(MATERIAL FOR THIS TASK)
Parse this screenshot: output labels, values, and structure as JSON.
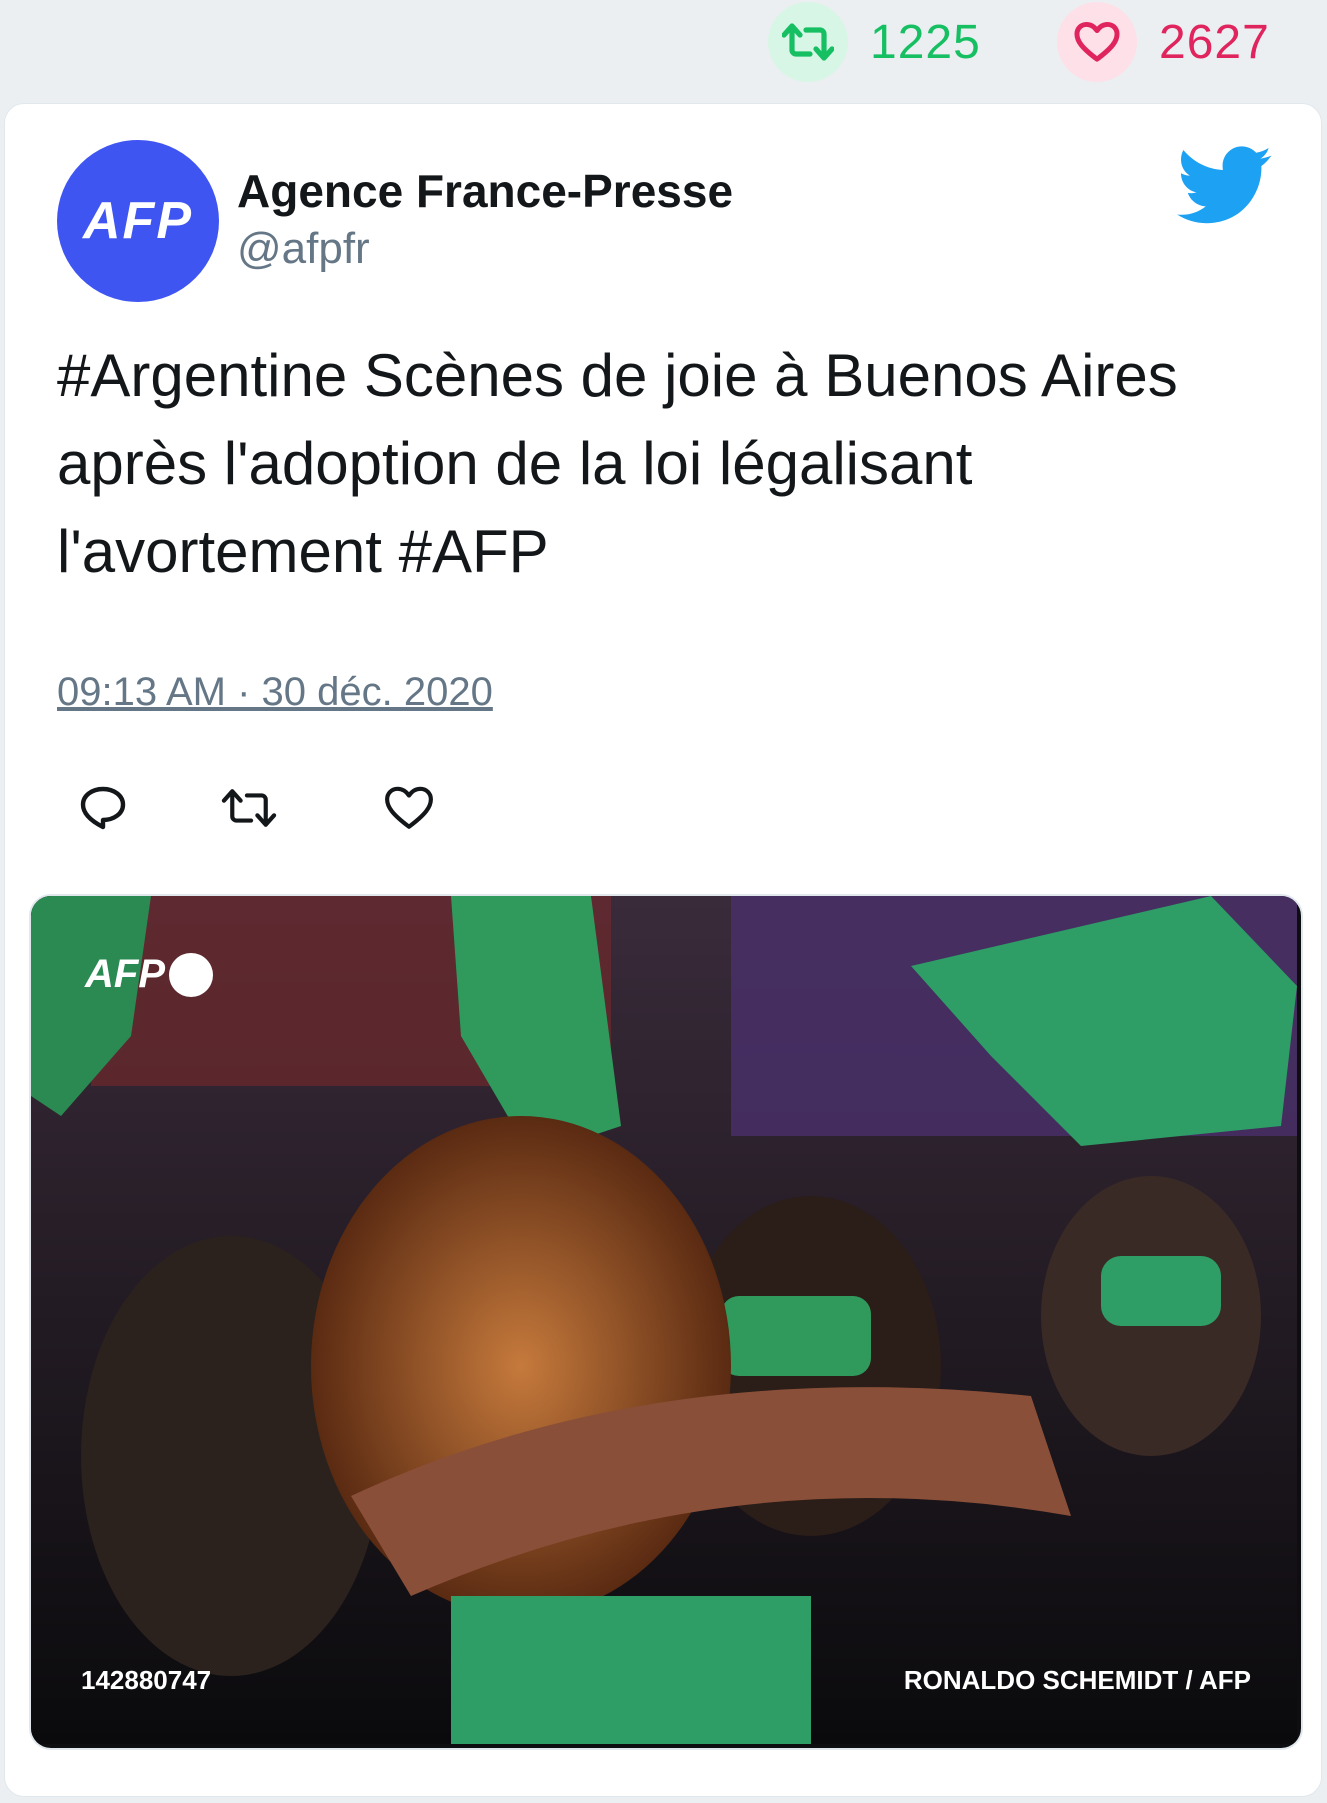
{
  "stats": {
    "retweet_count": "1225",
    "like_count": "2627",
    "retweet_color": "#17bf63",
    "like_color": "#e0245e"
  },
  "tweet": {
    "avatar_text": "AFP",
    "display_name": "Agence France-Presse",
    "handle": "@afpfr",
    "text": "#Argentine Scènes de joie à Buenos Aires après l'adoption de la loi légalisant l'avortement #AFP",
    "timestamp": "09:13 AM · 30 déc. 2020",
    "brand_color": "#1da1f2"
  },
  "media": {
    "logo_text": "AFP",
    "image_id": "142880747",
    "credit": "RONALDO SCHEMIDT / AFP"
  },
  "icons": [
    "retweet-icon",
    "heart-icon",
    "twitter-bird-icon",
    "reply-icon"
  ]
}
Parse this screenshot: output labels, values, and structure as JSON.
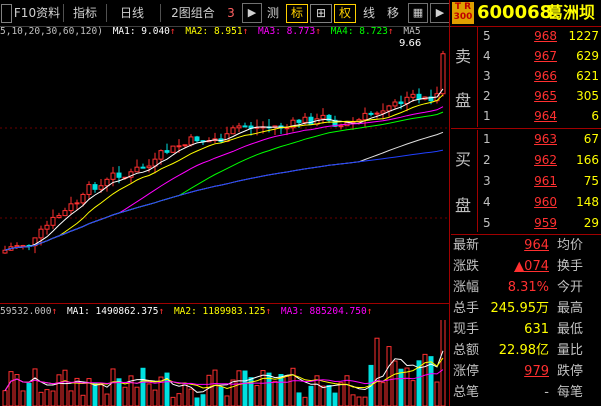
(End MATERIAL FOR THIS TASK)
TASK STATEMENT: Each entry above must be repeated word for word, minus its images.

EXERCISE RESPONSE:
Parse this screenshot: output labels, values, and structure as JSON.
{
  "stats": {
    "retweet_count": "1225",
    "like_count": "2627",
    "retweet_color": "#17bf63",
    "like_color": "#e0245e"
  },
  "tweet": {
    "avatar_text": "AFP",
    "display_name": "Agence France-Presse",
    "handle": "@afpfr",
    "text": "#Argentine Scènes de joie à Buenos Aires après l'adoption de la loi légalisant l'avortement #AFP",
    "timestamp": "09:13 AM · 30 déc. 2020",
    "brand_color": "#1da1f2"
  },
  "media": {
    "logo_text": "AFP",
    "image_id": "142880747",
    "credit": "RONALDO SCHEMIDT / AFP"
  },
  "icons": [
    "retweet-icon",
    "heart-icon",
    "twitter-bird-icon",
    "reply-icon"
  ]
}
Parse this screenshot: output labels, values, and structure as JSON.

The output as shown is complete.